Mary Page Marlowe

By Tracy Letts

Directed by Anna D. Shapiro

Produced by Steppenwolf Theatre Company, Chicago

Fragmented Life Greater Than Sum of Its Scenes

In the marketing materials for Pulitzer Prize winner Tracy Letts’s new play Mary Page Marlowe, Steppenwolf Theatre Company emphasizes that the titular character is unremarkable. I find it incredibly sad that so many people seem to think that this woman’s disaster of a life is normal. From infancy until death at what is today a relatively young age, Mary Page and her closest blood relatives battle addiction and wreck their relationships, finding peace only near the end. Letts and director Anna Shapiro tell this story non-linearly, and use six actors to represent the main character at ten points in her life (we also see her as a baby). Those devices force us to figure out what is going on in each scene, ironically resulting in us thinking more critically about Mary Page’s life than she does. It’s a satisfying puzzle, even with its dark picture.

Madeline Weinstein (Wendy Gilbert), Jack Edwards (Louis Gilbert), and Rebecca Spence (Mary Page Marlowe). Photos by Michael Brosilow.

We first see Mary Page Marlowe (played in her forties by Rebecca Spence) distracted and annoyed while taking her teen daughter, Wendy (Madeline Weinstein), and young son, Louis (Jack Edwards), out to lunch. The special occasion is her announcement that, following her divorce from their father, she’s moving from Dayton to Lexington, and at the end of the school year, so are they.
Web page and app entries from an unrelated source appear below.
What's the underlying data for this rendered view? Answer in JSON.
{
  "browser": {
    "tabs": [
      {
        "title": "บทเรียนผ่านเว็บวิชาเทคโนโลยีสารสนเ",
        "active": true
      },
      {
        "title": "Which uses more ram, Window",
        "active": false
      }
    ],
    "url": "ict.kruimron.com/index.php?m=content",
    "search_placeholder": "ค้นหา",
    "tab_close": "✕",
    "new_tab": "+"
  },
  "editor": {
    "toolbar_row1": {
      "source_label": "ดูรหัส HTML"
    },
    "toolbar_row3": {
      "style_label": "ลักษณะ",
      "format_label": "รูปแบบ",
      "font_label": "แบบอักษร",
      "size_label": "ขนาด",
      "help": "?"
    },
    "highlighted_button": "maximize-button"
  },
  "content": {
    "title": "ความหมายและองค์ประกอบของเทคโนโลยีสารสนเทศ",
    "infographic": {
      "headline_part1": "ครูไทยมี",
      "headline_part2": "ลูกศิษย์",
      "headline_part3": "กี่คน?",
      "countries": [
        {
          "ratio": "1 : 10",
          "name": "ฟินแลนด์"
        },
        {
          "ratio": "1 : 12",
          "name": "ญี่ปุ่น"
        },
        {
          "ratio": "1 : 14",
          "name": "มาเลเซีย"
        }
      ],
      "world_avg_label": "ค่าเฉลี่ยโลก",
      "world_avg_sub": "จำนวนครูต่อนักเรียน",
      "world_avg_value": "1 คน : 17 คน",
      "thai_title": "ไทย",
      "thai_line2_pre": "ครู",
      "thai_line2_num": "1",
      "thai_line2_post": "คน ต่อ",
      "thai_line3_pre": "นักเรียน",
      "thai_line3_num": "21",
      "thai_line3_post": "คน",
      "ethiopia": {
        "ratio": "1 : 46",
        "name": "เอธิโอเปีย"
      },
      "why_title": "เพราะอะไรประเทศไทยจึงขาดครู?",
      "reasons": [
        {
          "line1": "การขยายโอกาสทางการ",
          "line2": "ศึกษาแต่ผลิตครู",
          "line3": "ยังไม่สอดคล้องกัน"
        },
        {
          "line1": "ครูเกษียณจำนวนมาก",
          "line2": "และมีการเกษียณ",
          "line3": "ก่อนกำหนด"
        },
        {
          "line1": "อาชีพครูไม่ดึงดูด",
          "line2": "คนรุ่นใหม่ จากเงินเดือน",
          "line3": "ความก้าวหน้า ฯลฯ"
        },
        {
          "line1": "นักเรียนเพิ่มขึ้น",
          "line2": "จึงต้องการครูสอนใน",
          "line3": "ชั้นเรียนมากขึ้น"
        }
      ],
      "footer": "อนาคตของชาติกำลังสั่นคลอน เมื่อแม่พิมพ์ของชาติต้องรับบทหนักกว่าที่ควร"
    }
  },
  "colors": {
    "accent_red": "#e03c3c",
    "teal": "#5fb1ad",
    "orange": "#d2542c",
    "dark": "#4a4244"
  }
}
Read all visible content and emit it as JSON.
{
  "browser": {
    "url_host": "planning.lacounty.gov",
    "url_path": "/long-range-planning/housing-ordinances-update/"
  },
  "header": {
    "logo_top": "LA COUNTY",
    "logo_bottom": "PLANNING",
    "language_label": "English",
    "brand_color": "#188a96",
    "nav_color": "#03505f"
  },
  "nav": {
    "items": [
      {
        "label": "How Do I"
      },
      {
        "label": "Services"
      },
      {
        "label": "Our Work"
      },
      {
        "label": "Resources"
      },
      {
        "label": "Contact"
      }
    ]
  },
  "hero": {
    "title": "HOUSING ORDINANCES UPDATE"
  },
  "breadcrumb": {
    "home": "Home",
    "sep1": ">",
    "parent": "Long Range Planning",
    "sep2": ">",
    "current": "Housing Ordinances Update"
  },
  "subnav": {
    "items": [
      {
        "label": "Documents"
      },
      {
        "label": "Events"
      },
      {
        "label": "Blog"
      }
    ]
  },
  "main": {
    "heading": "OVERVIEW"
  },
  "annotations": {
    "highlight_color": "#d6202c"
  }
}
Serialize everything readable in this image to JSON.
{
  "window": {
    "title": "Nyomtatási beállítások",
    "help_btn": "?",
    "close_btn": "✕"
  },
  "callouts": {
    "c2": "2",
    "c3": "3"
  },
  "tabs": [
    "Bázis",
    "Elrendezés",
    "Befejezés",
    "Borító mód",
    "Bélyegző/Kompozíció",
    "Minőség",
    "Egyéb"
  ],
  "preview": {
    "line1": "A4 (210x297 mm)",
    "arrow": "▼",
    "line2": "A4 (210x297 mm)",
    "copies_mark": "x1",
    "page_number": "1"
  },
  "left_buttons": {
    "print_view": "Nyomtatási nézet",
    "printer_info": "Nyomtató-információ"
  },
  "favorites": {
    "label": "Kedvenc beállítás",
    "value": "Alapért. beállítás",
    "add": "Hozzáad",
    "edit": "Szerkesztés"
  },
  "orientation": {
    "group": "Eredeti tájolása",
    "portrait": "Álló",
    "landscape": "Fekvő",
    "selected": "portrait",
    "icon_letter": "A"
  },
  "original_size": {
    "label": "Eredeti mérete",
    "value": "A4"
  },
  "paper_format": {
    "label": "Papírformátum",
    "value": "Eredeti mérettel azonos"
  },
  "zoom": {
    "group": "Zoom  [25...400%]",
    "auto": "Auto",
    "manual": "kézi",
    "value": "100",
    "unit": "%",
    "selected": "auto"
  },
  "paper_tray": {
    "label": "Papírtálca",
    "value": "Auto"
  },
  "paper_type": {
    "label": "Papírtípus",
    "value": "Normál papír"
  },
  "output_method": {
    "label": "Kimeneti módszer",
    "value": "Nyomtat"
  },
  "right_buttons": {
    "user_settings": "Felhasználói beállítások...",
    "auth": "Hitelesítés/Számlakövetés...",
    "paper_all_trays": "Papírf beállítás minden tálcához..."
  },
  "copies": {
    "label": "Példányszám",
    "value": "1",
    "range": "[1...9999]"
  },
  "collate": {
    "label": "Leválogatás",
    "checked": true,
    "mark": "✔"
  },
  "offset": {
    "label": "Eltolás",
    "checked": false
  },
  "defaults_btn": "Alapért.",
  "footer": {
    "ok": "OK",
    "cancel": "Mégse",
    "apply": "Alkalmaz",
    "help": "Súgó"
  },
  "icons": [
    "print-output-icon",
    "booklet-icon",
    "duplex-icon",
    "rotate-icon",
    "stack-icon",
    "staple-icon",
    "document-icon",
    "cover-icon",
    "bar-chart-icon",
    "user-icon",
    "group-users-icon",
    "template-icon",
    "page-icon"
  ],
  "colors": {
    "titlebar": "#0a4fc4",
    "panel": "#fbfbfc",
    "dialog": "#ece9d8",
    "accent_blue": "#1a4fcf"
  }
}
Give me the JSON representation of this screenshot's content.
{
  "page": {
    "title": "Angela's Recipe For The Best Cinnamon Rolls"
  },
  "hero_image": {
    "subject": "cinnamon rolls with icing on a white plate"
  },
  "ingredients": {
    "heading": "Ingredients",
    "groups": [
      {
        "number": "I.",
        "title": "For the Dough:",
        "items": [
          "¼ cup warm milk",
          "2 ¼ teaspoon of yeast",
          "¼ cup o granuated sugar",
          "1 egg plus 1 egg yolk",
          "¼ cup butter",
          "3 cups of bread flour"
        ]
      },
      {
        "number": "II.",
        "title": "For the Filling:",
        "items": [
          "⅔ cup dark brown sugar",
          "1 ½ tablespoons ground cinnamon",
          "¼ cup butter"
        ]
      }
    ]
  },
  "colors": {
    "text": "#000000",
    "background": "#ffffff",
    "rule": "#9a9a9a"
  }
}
Wendy is upset, but Mary Page doesn’t care very much, and refuses to say which parent’s idea this was. She also admits, after Wendy asks her, that she hadn’t given any thought to whether she would revert to her maiden name. As we shift forward and backward in time, we see that this callousness is typical for her, but she wasn’t always so blasé about her own life. As a teenager (Annie Munch), Mary Page turned down a marriage proposal because she didn’t want to be limited by someone else. Her own limitations turned out to be formidable enough.

Laura T. Fisher (Mary Page Marlowe) and Ian Barford (Ray)

It can’t ever be said of Mary Page that she is a particularly nice or smart person. What can be said is that she at least owns up to it—at fifty (Laura T. Fisher), her poor decisions result in an alcohol-fueled disaster which she accepts the consequences of, and her life finally starts improving because she does so. But we still get sent back plenty more times to see her empty flings, and her father (Stephen Cefalu, Jr.), whose untreated PTSD from Okinawa influenced him to mistreat her mother (Amanda Drinkall), who took it out on her. Mary Page was emotionally twisted from the beginning, and yet, she does superficially seem quite normal. All of the actresses who portray her do so realistically, which is remarkable since some of them have only a single scene. Simply that she is a three-dimensional person who appreciates and fears for those who love her entitles her to some sympathy, and the other characters she clashes with have their own share of the blame in what happens to all of them. This is the kind of outstanding ensemble acting Steppenwolf is known for, and only they could have given this play such a strong premiere.

Carrie Coon (Mary Page Marlowe) and Gary Wilmes (Dan)

Of course, eighteen actors in an eighty minute play is a big investment, even when it is as worthwhile as here. That is likely why Steppenwolf added seats in the pit, offering a more intimate experience. It is also significant that Steppenwolf has the technical resources to quickly change between Todd Rosenthal’s many sets. At most theatres, Letts’s shifts in location would have resulted in lengthy black-outs, but Shapiro found the right pace to make this story resonate emotionally while still leaving us with the distance to see the big picture. It was an accident that Mary Page survived her demons long enough to overcome them, while some other characters did not. It was her choices that caused other people to be unable to help her sooner, even when she sought them out. That’s not an earth-shattering revelation, but we see the dynamics at work very clearly, and feel their consequences. There were a few oddities at the opening show: some audience members loudly complained about the sound quality of an early scene (which wasn’t a problem for me), and most people were unsure of when the play was over. But the tone of the confusion was not hostile; it was the result of Mary Page Marlowe having been a well-rounded experience which required its audience to actively put together fragments. The people felt invested.

Recommended

Jacob Davis

3jacob.davis@gmail.com

Reviewed April 9, 2016

This show has been Jeff recommended.

For more information, see Mary Page Marlowe’s page on Theatre in Chicago.

Playing in the Downstairs Theatre at Steppenwolf, 1650 N Halsted St, Chicago. Tickets are $20-89; to order, call 312-335-1650 or visit Steppenwolf.org. Performances are Tuesdays-Sundays at 7:30 pm, Saturday and Sunday matinees at 3:00 pm (except select dates), and Wednesday matinees on select dates at 2:00 pm through May 29. Running time is eighty minutes with no intermission.